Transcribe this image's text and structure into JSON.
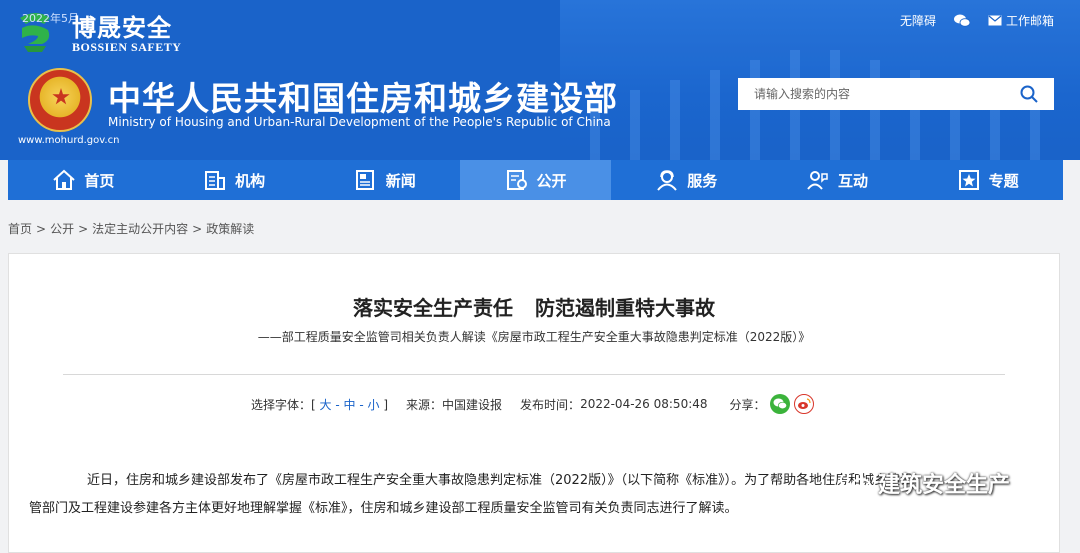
{
  "watermark": {
    "date": "2022年5月",
    "brand": "博晟安全",
    "brand_en": "BOSSIEN SAFETY",
    "bottom": "建筑安全生产"
  },
  "top_links": {
    "accessibility": "无障碍",
    "mail": "工作邮箱"
  },
  "site": {
    "url": "www.mohurd.gov.cn",
    "title_cn": "中华人民共和国住房和城乡建设部",
    "title_en": "Ministry of Housing and Urban-Rural Development of the People's Republic of China"
  },
  "search": {
    "placeholder": "请输入搜索的内容"
  },
  "nav": [
    {
      "label": "首页",
      "icon": "home-icon"
    },
    {
      "label": "机构",
      "icon": "building-icon"
    },
    {
      "label": "新闻",
      "icon": "news-icon"
    },
    {
      "label": "公开",
      "icon": "public-icon",
      "active": true
    },
    {
      "label": "服务",
      "icon": "service-icon"
    },
    {
      "label": "互动",
      "icon": "interaction-icon"
    },
    {
      "label": "专题",
      "icon": "topic-icon"
    }
  ],
  "breadcrumb": [
    "首页",
    "公开",
    "法定主动公开内容",
    "政策解读"
  ],
  "article": {
    "title_a": "落实安全生产责任",
    "title_b": "防范遏制重特大事故",
    "subtitle": "——部工程质量安全监管司相关负责人解读《房屋市政工程生产安全重大事故隐患判定标准（2022版）》",
    "font_label": "选择字体：[",
    "font_big": "大",
    "font_mid": "中",
    "font_small": "小",
    "font_close": "]",
    "source_label": "来源：",
    "source": "中国建设报",
    "time_label": "发布时间：",
    "time": "2022-04-26 08:50:48",
    "share_label": "分享：",
    "para1": "近日，住房和城乡建设部发布了《房屋市政工程生产安全重大事故隐患判定标准（2022版）》（以下简称《标准》）。为了帮助各地住房和城乡建设",
    "para2": "管部门及工程建设参建各方主体更好地理解掌握《标准》，住房和城乡建设部工程质量安全监管司有关负责同志进行了解读。"
  },
  "colors": {
    "header": "#1a63c9",
    "nav": "#1f6fd6",
    "nav_active": "#4a90e6"
  }
}
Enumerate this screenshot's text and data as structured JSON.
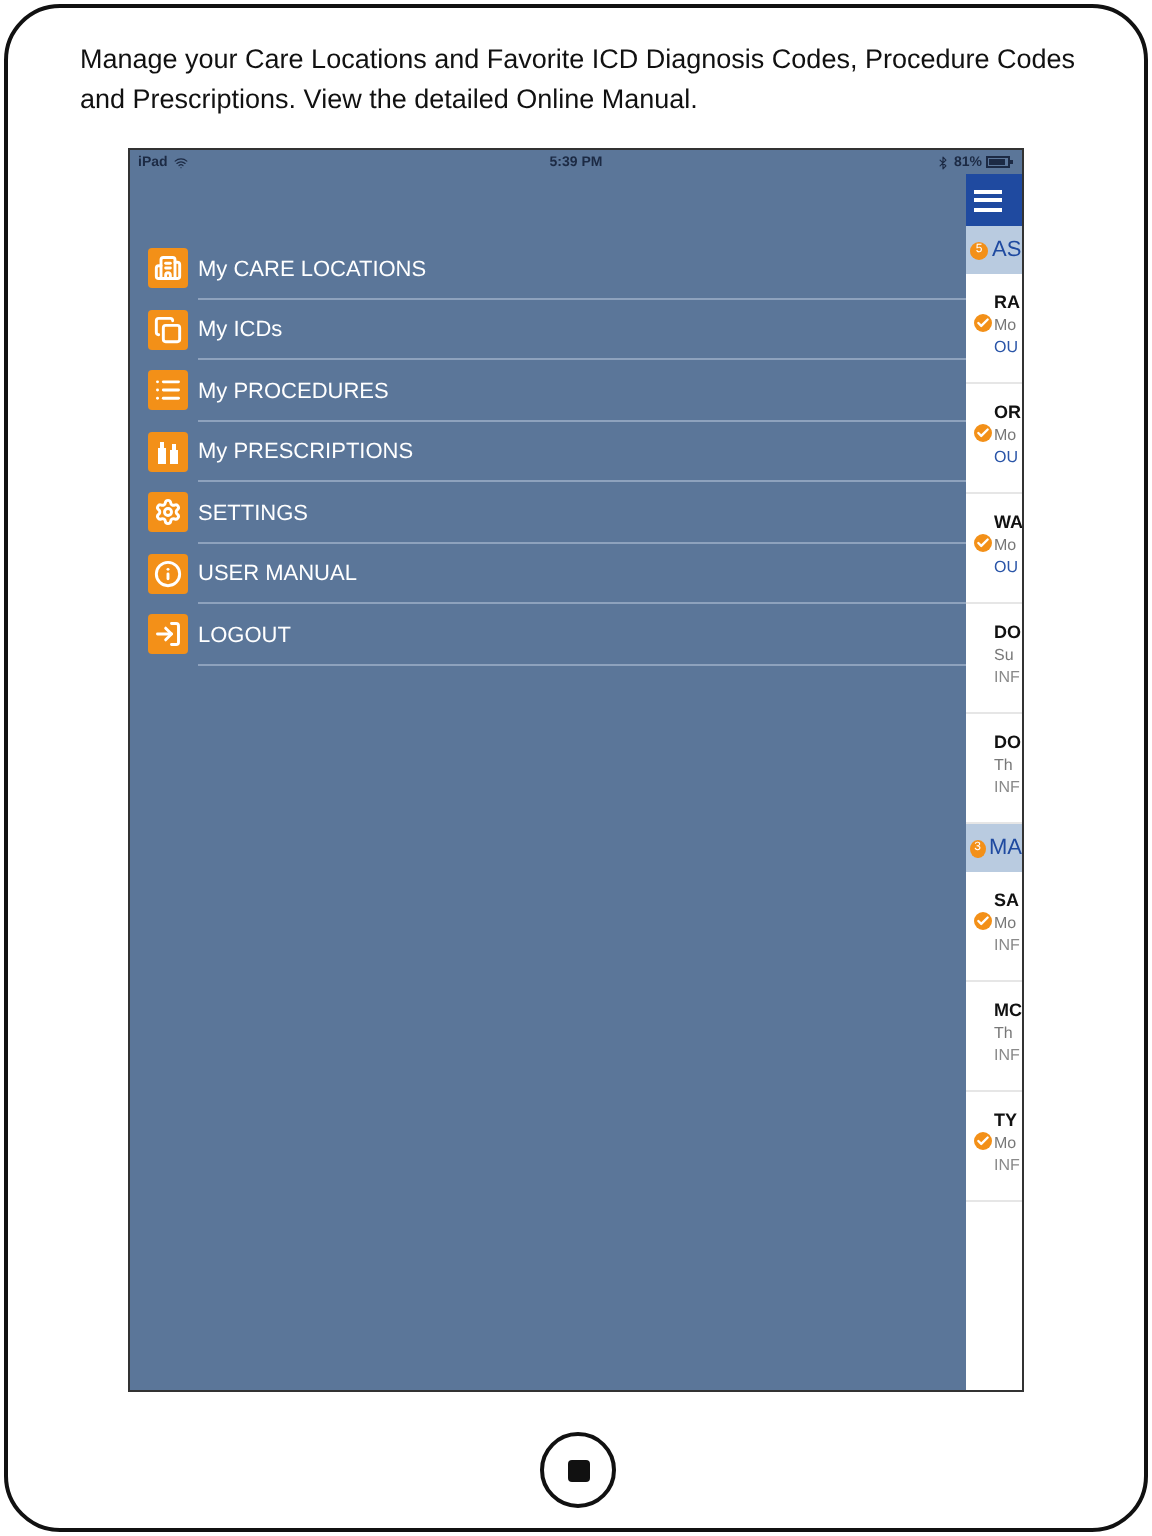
{
  "caption": "Manage your Care Locations and Favorite ICD Diagnosis Codes, Procedure Codes and Prescriptions. View the detailed Online Manual.",
  "status_bar": {
    "device": "iPad",
    "time": "5:39 PM",
    "battery": "81%"
  },
  "menu": [
    {
      "label": "My CARE LOCATIONS",
      "kind": "building"
    },
    {
      "label": "My ICDs",
      "kind": "document"
    },
    {
      "label": "My PROCEDURES",
      "kind": "list"
    },
    {
      "label": "My PRESCRIPTIONS",
      "kind": "bottles"
    },
    {
      "label": "SETTINGS",
      "kind": "gear"
    },
    {
      "label": "USER MANUAL",
      "kind": "info"
    },
    {
      "label": "LOGOUT",
      "kind": "logout"
    }
  ],
  "list_panel": {
    "sections": [
      {
        "badge": "5",
        "title": "AS",
        "rows": [
          {
            "title": "RA",
            "line_2": "Mo",
            "line_3": "OU",
            "checked": true,
            "color": "#2a55a8"
          },
          {
            "title": "OR",
            "line_2": "Mo",
            "line_3": "OU",
            "checked": true,
            "color": "#2a55a8"
          },
          {
            "title": "WA",
            "line_2": "Mo",
            "line_3": "OU",
            "checked": true,
            "color": "#2a55a8"
          },
          {
            "title": "DO",
            "line_2": "Su",
            "line_3": "INF",
            "checked": false,
            "color": "#8a8a8a"
          },
          {
            "title": "DO",
            "line_2": "Th",
            "line_3": "INF",
            "checked": false,
            "color": "#8a8a8a"
          }
        ]
      },
      {
        "badge": "3",
        "title": "MA",
        "rows": [
          {
            "title": "SA",
            "line_2": "Mo",
            "line_3": "INF",
            "checked": true,
            "color": "#8a8a8a"
          },
          {
            "title": "MC",
            "line_2": "Th",
            "line_3": "INF",
            "checked": false,
            "color": "#8a8a8a"
          },
          {
            "title": "TY",
            "line_2": "Mo",
            "line_3": "INF",
            "checked": true,
            "color": "#8a8a8a"
          }
        ]
      }
    ]
  }
}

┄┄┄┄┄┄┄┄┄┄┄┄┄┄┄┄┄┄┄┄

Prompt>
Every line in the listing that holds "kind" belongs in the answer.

Response area>
      "kind": "building"
      "kind": "document"
      "kind": "list"
      "kind": "bottles"
      "kind": "gear"
      "kind": "info"
      "kind": "logout"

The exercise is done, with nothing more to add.